Actually, no, I have to ask why they’re fighting with daggers and swords. They clearly have advanced technology! They can run realistic computer simulations! Don’t do swords just because they look cool, Byrne. Give your soldiers some damn bullets. (And also guns. That’d help.)
The third crime of laziness: the writing.
Plot, characterisation, and world building apart, the writing sucked on a technical level. I’ll pull up a few quotes to illustrate what I mean because. Yeah.
“The bag dropped from the shelf and got all over me. To make matters worse, my band is all cloudy now.”
It might have been a little unfair to start with dialogue because that’s one of the tougher things to write, but I’m sorry. It’s awkward. That’s not how people talk. How often to people start a spoken sentence with “To make matters worse”? And all the dialogue reads like that. Clunky and awkward and if you read it aloud you can just feel that no one would ever say that. Yes, dialogue is unnatural and artificial but you’re not supposed to get that quite so obviously.
“And as if things couldn’t get worse, the band is starting to leave a rash on my wrist, and of course I can’t take it off, because I’ve had it stuck on my wrist since I was sixteen,” she said as a few tears began to drip from her tired-looking eyes.
Um? That’s only a couple of paragraphs later. Just to show you that this book is repetitive as all hell. And it’s also full of information that Kalenna, who she’s talking to, would know. She’s also really coherent for a crying person. This book is emotionally dead. I didn’t feel emotion from it once.
“Tired-looking eyes.” RIP.
“Alright,” I said curtly, my annoyance shining through.
The book does this a lot. It tells you something that someone did, and then tells you what emotion this action indicates. If she’s speaking curtly, then yes, Byrne, I’d imagine she’s annoyed. Human beings with brains are reading this, yet it’s explained like we have absolutely no concept of what this stuff means. I hate this in books. If an action denotes an emotion we know what emotion it denotes. It’s just a lazy way of drip feeding (empty, at that) emotion into your writing, this strategy.
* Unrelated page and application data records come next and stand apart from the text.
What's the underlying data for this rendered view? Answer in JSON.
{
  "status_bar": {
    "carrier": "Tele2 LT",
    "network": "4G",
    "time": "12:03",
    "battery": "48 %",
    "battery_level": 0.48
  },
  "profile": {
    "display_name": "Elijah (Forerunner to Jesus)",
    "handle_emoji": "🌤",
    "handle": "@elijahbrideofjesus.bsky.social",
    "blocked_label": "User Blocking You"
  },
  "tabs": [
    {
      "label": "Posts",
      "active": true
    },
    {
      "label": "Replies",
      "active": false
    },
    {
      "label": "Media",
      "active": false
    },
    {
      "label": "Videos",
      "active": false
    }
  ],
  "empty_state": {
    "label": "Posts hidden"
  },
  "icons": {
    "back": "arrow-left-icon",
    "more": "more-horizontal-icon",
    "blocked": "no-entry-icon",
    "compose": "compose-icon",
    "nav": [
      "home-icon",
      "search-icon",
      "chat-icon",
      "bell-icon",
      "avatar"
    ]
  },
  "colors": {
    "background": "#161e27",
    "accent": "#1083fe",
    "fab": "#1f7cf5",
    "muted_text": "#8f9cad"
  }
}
And I rant this (man, I need a life) while being aggressively autistic. I ask people to clarify their emotions constantly. If I feel talked down to, you have yourself a problem.
“I’m sure you’re wondering…”
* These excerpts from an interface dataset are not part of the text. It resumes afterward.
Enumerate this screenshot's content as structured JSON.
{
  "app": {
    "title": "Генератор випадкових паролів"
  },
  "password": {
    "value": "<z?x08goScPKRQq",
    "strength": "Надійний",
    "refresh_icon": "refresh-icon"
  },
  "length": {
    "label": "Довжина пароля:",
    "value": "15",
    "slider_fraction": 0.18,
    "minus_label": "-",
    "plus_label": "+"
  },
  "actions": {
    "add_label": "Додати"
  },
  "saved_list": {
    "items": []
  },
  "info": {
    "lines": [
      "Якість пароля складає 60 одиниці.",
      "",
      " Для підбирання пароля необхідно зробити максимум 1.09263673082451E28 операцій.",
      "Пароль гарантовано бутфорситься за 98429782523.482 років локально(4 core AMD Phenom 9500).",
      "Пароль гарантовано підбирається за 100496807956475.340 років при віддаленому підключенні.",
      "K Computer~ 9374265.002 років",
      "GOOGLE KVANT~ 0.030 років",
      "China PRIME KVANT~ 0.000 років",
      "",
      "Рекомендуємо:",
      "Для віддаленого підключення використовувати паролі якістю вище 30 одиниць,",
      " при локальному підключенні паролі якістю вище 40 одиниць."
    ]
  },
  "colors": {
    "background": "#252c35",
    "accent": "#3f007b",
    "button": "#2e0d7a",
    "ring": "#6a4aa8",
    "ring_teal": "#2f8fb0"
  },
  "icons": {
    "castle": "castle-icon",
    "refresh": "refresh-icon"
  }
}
I just threw that in there because the book says it about seven thousand times. By halfway through I laughed every time I read it. But that also segues into another issue: lazy exposition.
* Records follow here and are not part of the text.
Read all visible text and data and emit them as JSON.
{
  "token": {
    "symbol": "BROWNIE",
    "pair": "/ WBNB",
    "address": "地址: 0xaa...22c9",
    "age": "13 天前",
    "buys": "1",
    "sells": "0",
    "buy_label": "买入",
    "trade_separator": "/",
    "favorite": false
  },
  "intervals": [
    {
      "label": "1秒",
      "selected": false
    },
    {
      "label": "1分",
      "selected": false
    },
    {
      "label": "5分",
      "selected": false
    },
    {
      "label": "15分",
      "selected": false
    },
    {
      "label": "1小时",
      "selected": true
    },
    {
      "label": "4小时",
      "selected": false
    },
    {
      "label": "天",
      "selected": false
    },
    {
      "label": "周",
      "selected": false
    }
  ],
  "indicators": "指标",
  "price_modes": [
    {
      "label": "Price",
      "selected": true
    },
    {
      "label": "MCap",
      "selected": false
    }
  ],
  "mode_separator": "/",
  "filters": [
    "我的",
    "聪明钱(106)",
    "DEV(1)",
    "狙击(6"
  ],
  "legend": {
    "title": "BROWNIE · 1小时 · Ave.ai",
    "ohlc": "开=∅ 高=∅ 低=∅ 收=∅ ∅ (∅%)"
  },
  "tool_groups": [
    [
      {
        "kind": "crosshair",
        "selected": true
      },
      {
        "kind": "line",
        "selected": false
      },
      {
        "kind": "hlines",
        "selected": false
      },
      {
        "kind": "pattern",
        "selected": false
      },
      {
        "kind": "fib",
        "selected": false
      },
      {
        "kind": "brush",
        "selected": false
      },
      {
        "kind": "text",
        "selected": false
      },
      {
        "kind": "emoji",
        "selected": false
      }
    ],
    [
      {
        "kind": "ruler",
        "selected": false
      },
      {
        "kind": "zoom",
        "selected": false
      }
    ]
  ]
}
As well as endless paragraphs of just exposition from Kalenna, rather than it being interlinked with the “action”, the book also just has government officials stand there and explain things. Endless stuff. And while thanks to the lazy world building they don’t know this stuff, they really should. It makes absolutely no sense that they don’t.
Look, I have to stop this review. I’m annoyed and just stopped reading the book out of annoyance and this whole blog post is improvised, but I’ll say this: this book’s problem is that it’s lazy. It reads like an early draft, not a completed work. Every aspect contains very little thought, and the book itself contains very little editing and I noticed a number of mistakes. I would be totally fine with this book being similar to other things, but I can’t forgive a writer throwing something together with absolutely no effort and expecting us to read it.
Thankfully, I didn’t read this book in its entirety. And I did get it for free thanks to my BookBub (#nonspon, lol humour) obsession, so I can’t complain that it was a loss of money either.
Needless to say, I don’t recommend this book. Even if you’re curious about bad writing, the aimless plot and flat characters leaves this book dead and BORING. If you want a book about bad government and people divided by personality by, go read Harry Potter.
(See what I did there? With the misdirect? Ayyy comedy.)
If you’ve read this book, I’d love to hear what you thought about it. Oh, and I’ve updated my social links. They’re in the sidebar. Check that out bro.